It is imperative that locals in forests be given some autonomy and assistance to secure common ownership over their/our lands so they are able to sustain these resources. The example of betel cultivation among the Khasis is an instance whereby indigenous peoples are making products valued in the market while being able to retain their basic modes of living.
In India, The Forest Rights Act (FRA) of 2006 passed by the parliament was followed by a year of fiery campaigns by rival lobbies of forest conservation and tribal rights activists. The Act was designed undo the ‘historical injustice’ perpetrated on forest dwelling communities by providing a framework that recognises and vests forest rights in them. The FRA has formed the basis for community management of forests. However, there is resistance from many vested authorities to give up power over forest resources. This has become a norm for the beneficiaries of the state — those by whom the powers of the state are held in common. In fact, the Ministry of Environment and Forest finds the situation intolerable — how can poor tribals in Gram Sabhas be allowed to vote to decide the fate of the large ‘development’ projects of the rich corporate houses and multinational corporations?
What is relevant here is who the state thinks deserves to be in the commons. This is a contestation that is common to all states and knows no boundaries. Are the people living in the forests seen as part of the family that makes the state? Who is the ‘us’ that are entitled to the commons? Many tribals have left Bangladesh over time — the Rakhine for Burma and the many groups, Chakmas, Khasis, Tripuras and others, for India. If they had felt that the commons belonged to them, would they have left? What sort of sense of commonality does the state allow for different peoples in Bangladesh? Who feels that they are part of the official ‘us’?
We know that rivers, mountains, and wildlife know no nation state boundaries. Yet we put them there and people have to abide by them — a Hajong must decide if she is Bangladeshi or Indian, a Rakhine whether he is Bangladeshi or Burmese.

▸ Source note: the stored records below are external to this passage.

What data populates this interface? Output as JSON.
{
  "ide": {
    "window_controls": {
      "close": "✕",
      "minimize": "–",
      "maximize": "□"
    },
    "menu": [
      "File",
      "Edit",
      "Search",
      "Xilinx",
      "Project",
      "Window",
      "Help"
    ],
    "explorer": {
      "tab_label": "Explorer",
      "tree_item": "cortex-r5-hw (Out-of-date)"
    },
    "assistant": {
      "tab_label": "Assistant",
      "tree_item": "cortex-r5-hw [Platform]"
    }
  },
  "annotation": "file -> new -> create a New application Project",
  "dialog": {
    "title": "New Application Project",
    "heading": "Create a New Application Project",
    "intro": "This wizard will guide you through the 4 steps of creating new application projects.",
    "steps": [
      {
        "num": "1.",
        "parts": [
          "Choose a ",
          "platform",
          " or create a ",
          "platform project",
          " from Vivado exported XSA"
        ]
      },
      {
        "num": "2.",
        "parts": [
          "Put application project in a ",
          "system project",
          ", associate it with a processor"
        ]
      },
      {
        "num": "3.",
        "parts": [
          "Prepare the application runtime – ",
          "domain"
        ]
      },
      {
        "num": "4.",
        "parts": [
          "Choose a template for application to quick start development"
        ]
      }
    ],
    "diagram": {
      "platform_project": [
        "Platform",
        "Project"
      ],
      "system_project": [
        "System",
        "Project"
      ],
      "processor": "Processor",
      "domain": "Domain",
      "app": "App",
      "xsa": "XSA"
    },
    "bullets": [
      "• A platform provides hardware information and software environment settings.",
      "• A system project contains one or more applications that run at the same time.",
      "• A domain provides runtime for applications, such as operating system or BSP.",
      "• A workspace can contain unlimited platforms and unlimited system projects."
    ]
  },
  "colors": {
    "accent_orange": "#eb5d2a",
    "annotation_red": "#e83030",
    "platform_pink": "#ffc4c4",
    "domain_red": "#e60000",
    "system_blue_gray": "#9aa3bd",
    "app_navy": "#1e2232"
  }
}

And then they hope that the state sees them as people who have rights to national resources.
The process by which those of us who are committed to maintaining heterogeneity in our relatively newfound national identity can help define who ‘we’ are is not an easy one. It is difficult for many of us to understand the needs of the ‘others’ amidst us. My suggestion would be to pause and recall the moment of alienation we felt when we were excluded from anything at all, and use that moment to embrace and extend the definition of ‘we’ to as far as our imagination might allow.
Farida C Khan is professor of economics, University of Wisconsin-Parkside.